**Instructions for the task**
Down to the last line, repeat the entries exactly.

**Information given**
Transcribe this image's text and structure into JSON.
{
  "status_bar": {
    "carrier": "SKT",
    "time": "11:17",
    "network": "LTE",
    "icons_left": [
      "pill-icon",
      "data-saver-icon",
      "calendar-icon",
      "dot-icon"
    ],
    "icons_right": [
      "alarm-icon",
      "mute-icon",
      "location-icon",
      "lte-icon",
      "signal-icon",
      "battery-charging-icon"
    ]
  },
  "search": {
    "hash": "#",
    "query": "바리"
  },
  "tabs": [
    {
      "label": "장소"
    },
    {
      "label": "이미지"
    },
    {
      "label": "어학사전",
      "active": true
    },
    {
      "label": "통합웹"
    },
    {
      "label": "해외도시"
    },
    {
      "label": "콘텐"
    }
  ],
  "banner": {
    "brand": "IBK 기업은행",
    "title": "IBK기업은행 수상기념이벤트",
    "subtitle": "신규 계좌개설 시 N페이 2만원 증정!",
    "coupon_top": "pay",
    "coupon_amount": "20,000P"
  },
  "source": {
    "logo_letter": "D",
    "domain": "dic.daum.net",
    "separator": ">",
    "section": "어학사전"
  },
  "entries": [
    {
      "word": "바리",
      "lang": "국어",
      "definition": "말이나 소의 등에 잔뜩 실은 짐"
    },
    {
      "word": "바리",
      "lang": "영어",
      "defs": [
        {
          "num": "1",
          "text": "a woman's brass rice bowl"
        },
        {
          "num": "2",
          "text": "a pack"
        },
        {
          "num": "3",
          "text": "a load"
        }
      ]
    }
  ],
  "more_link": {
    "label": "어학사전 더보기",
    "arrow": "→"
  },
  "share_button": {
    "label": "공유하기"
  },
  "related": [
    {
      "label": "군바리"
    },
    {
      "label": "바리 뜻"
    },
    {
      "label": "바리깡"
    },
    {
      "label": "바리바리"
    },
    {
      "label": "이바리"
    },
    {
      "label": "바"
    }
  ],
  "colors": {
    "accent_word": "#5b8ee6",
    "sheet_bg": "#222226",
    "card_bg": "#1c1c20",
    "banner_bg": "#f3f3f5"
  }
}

**Result for this task**
Transcribe this image's text and structure into JSON.
{
  "status_bar": {
    "carrier": "SKT",
    "time": "11:17",
    "network": "LTE",
    "icons_left": [
      "pill-icon",
      "data-saver-icon",
      "calendar-icon",
      "dot-icon"
    ],
    "icons_right": [
      "alarm-icon",
      "mute-icon",
      "location-icon",
      "lte-icon",
      "signal-icon",
      "battery-charging-icon"
    ]
  },
  "search": {
    "hash": "#",
    "query": "바리"
  },
  "tabs": [
    {
      "label": "장소"
    },
    {
      "label": "이미지"
    },
    {
      "label": "어학사전",
      "active": true
    },
    {
      "label": "통합웹"
    },
    {
      "label": "해외도시"
    },
    {
      "label": "콘텐"
    }
  ],
  "banner": {
    "brand": "IBK 기업은행",
    "title": "IBK기업은행 수상기념이벤트",
    "subtitle": "신규 계좌개설 시 N페이 2만원 증정!",
    "coupon_top": "pay",
    "coupon_amount": "20,000P"
  },
  "source": {
    "logo_letter": "D",
    "domain": "dic.daum.net",
    "separator": ">",
    "section": "어학사전"
  },
  "entries": [
    {
      "word": "바리",
      "lang": "국어",
      "definition": "말이나 소의 등에 잔뜩 실은 짐"
    },
    {
      "word": "바리",
      "lang": "영어",
      "defs": [
        {
          "num": "1",
          "text": "a woman's brass rice bowl"
        },
        {
          "num": "2",
          "text": "a pack"
        },
        {
          "num": "3",
          "text": "a load"
        }
      ]
    }
  ],
  "more_link": {
    "label": "어학사전 더보기",
    "arrow": "→"
  },
  "share_button": {
    "label": "공유하기"
  },
  "related": [
    {
      "label": "군바리"
    },
    {
      "label": "바리 뜻"
    },
    {
      "label": "바리깡"
    },
    {
      "label": "바리바리"
    },
    {
      "label": "이바리"
    },
    {
      "label": "바"
    }
  ],
  "colors": {
    "accent_word": "#5b8ee6",
    "sheet_bg": "#222226",
    "card_bg": "#1c1c20",
    "banner_bg": "#f3f3f5"
  }
}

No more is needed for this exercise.